Systemic lupus erythematosus (SLE) is an autoimmune disease that affects multiple organs. SLE severity is highly variable, and this variability is known to be partially dependent on ancestral background. Notably, African Americans are at a higher risk of developing SLE and suffer from a more severe form of the disease compared with European Americans.

In this issue of JCI Insight, Laurence Menard and colleagues at Bristol-Myers Squibb investigated differences in immune cell characteristics that may contribute to SLE severity in African Americans. Menard and colleagues isolated B cells, a group of immune cells that are known to be involved in SLE pathogenesis, from SLE patients and healthy volunteers.

They demonstrated that B cells from African American patients expressed more proteins that are characteristic of activated B cells than European American patients. These differences were not attributable to differences in disease severity or medication.

Taken together, these findings suggest that the enhanced activation of B cells in African American patients may contribute to SLE severity.

More information: Laurence C. Menard et al, B cells from African American lupus patients exhibit an activated phenotype, JCI Insight (2016). DOI: 10.1172/jci.insight.87310

Provided by JCI Journals
Citation: African-American lupus patient immune cell characteristics may increase disease severity (2016, June 16) retrieved 23 July 2024 from
This document is subject to copyright. Apart from any fair dealing for the purpose of private study or research, no part may be reproduced without the written permission. The content is provided for information purposes only.
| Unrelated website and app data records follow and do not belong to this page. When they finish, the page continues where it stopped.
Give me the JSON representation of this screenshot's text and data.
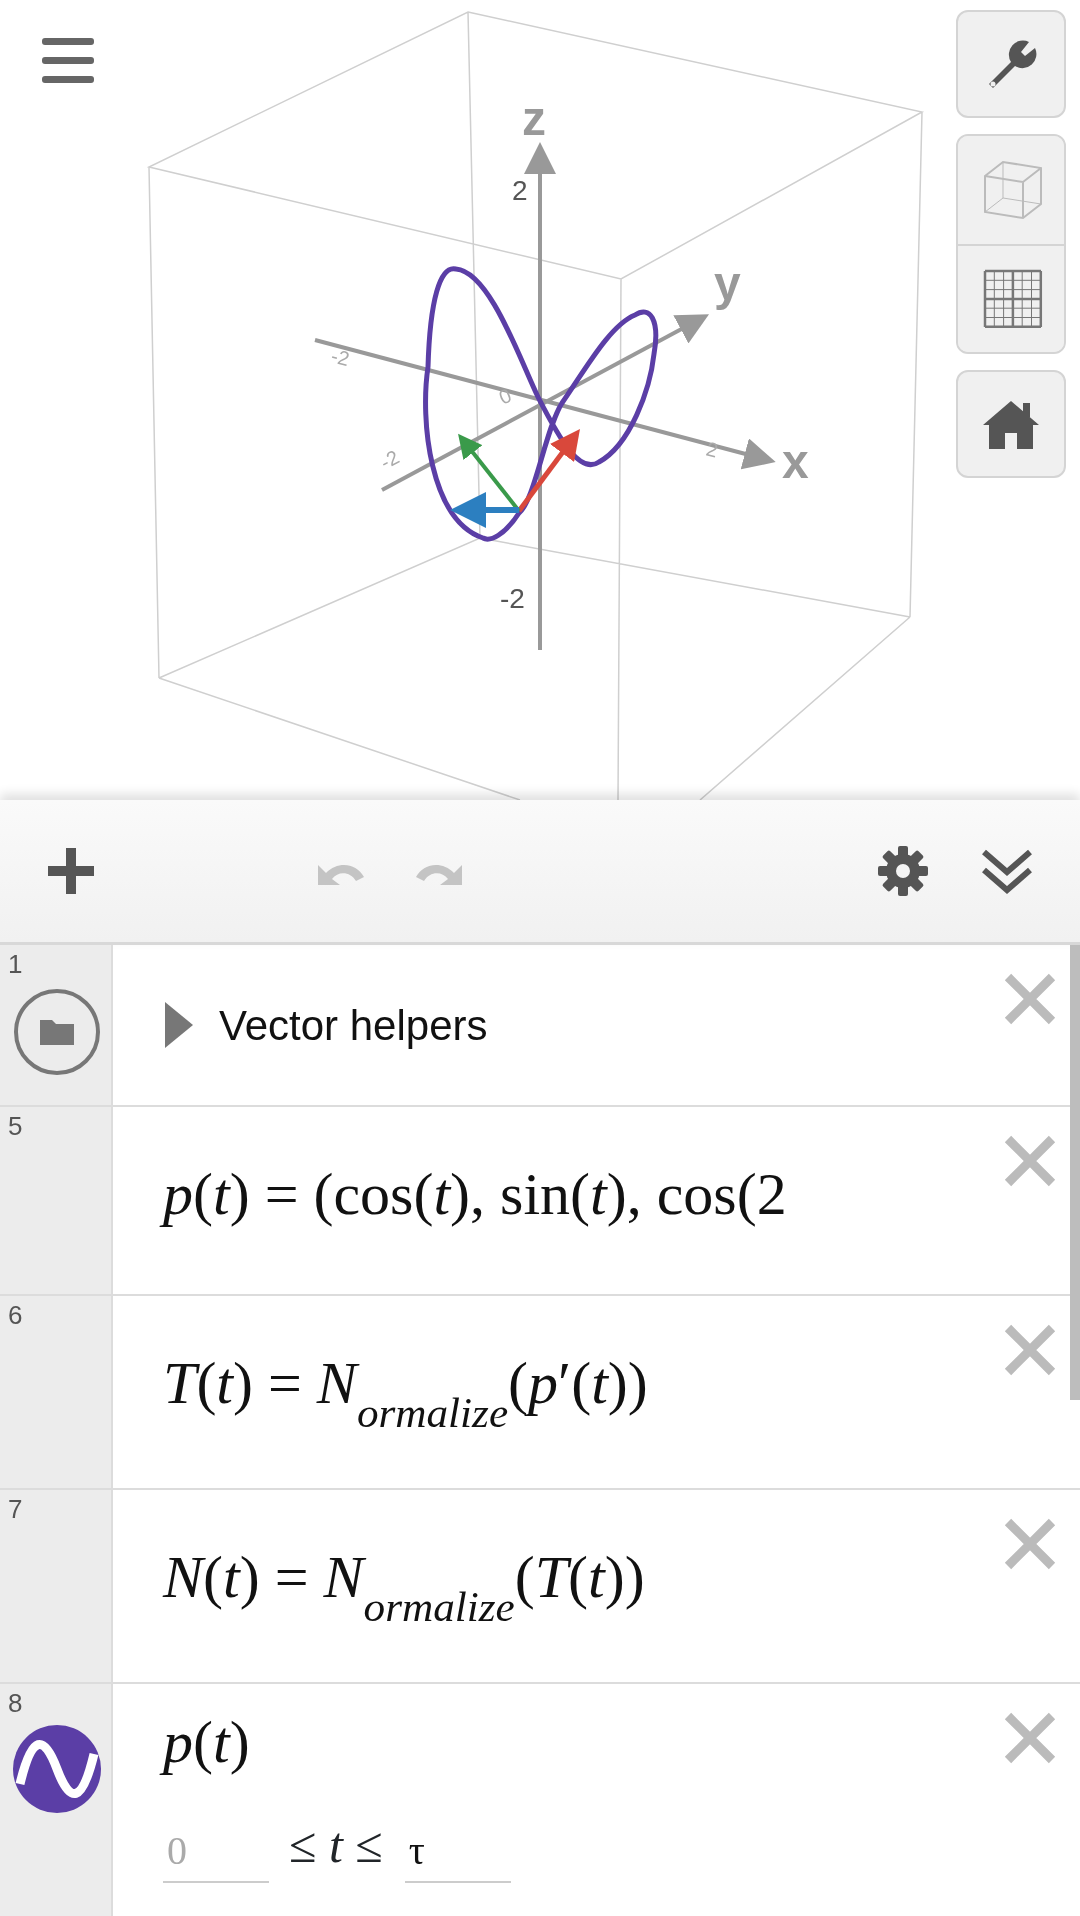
{
  "graph": {
    "axes": [
      {
        "name": "x",
        "ticks": [
          "-2",
          "2"
        ]
      },
      {
        "name": "y",
        "ticks": [
          "-2"
        ]
      },
      {
        "name": "z",
        "ticks": [
          "2",
          "-2"
        ]
      }
    ],
    "origin_label": "0"
  },
  "toolbar": [
    {
      "kind": "add",
      "disabled": false
    },
    {
      "kind": "undo",
      "disabled": true
    },
    {
      "kind": "redo",
      "disabled": true
    },
    {
      "kind": "settings",
      "disabled": false
    },
    {
      "kind": "collapse",
      "disabled": false
    }
  ],
  "expressions": [
    {
      "number": "1",
      "kind": "folder",
      "title": "Vector helpers",
      "expanded": false
    },
    {
      "number": "5",
      "kind": "math",
      "text": "*p*(*t*) = (cos(*t*), sin(*t*), cos(2"
    },
    {
      "number": "6",
      "kind": "math",
      "text": "*T*(*t*) = *N*$_{ormalize}$(*p*′(*t*))"
    },
    {
      "number": "7",
      "kind": "math",
      "text": "*N*(*t*) = *N*$_{ormalize}$(*T*(*t*))"
    },
    {
      "number": "8",
      "kind": "curve",
      "color": "#5b3ea6",
      "text": "*p*(*t*)",
      "domain": {
        "min": {
          "placeholder": "0"
        },
        "relation": "≤ *t* ≤",
        "max": {
          "value": "τ"
        }
      }
    }
  ]
}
Explore further

Antibody targets and destroys cells implicated in systemic lupus erythmatosis


Feedback to editors